Point is, there ain't nothing wrong with not eating meat, and in fact there are plenty of things right about it. I loved Michael Pollan's new book, The Omnivore's Dilemma (you can read the introduction and first chapter here), but agreed with his Times critic that he could have been more critical of what was going on around him (I felt the same way when he was eating Monsanto potatoes from chemical-soaked fields in Idaho in The Botany of Desire, though that's a great read too). What I appreciated about his take on not eating meat, or better yet, on eating meat, is that there's nothing wrong with wanting to or enjoying eating meat, and that looking at our evolutionary history we know how natural it is, and simply in terms of our place in the natural world (not as dominant or higher up on some sort of solipsistic evolutionary ladder, but simply our place), how natural it is. What he rightly points out is that most people are eating incredibly unnatural meat from animals who never experienced anything of what their genes are telling them to do, animals stuck in tiny spaces wallowing in their own feces, pumped full of antibiotics to combat the inevitable infections they get. And because they don't know about it, they don't care, and that if they knew what their food actually went through to get there, they would certainly change the way they eat. That's what I did, but I'm not sure if I could even eat something that lived happily and died humanely.
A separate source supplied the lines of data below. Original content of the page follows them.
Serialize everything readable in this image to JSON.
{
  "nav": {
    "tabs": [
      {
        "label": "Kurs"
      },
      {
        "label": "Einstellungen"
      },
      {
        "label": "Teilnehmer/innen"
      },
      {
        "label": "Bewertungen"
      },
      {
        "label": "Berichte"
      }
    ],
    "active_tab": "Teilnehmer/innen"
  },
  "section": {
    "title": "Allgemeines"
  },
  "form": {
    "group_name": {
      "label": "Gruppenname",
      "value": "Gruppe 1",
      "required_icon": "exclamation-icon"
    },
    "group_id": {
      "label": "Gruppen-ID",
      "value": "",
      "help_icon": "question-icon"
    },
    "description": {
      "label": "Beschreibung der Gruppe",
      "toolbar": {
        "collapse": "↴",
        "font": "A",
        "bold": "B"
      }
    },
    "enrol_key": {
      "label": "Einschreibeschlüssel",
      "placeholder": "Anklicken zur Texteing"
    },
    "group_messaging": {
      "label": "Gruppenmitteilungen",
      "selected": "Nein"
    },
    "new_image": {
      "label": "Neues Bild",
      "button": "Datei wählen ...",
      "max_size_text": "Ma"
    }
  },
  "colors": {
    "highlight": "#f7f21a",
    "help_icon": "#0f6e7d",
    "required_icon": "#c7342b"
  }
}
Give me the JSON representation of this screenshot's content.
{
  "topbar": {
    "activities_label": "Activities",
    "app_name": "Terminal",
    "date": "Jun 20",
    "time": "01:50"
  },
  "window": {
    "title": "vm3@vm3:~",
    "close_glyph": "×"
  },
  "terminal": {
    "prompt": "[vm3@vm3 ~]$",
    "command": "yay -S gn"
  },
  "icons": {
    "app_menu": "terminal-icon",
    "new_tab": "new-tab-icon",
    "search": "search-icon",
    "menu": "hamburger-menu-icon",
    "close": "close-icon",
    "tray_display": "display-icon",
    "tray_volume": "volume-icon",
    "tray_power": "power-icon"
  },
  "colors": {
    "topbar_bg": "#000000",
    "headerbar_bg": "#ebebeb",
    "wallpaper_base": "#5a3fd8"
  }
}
Anyways, save that for Dan.

So that's what's been happening on my plate and in my head for the past week or so. I'm eager to eat more around town (World's Healthiest Pizza, for example) visit the farmer's market, and get back to drinking mojitos.

1 comment:

Cat said...

you should try eating local, organic meat. no one should eat hormone treated nastiness anymore, and supporting local farmers is good for local economy.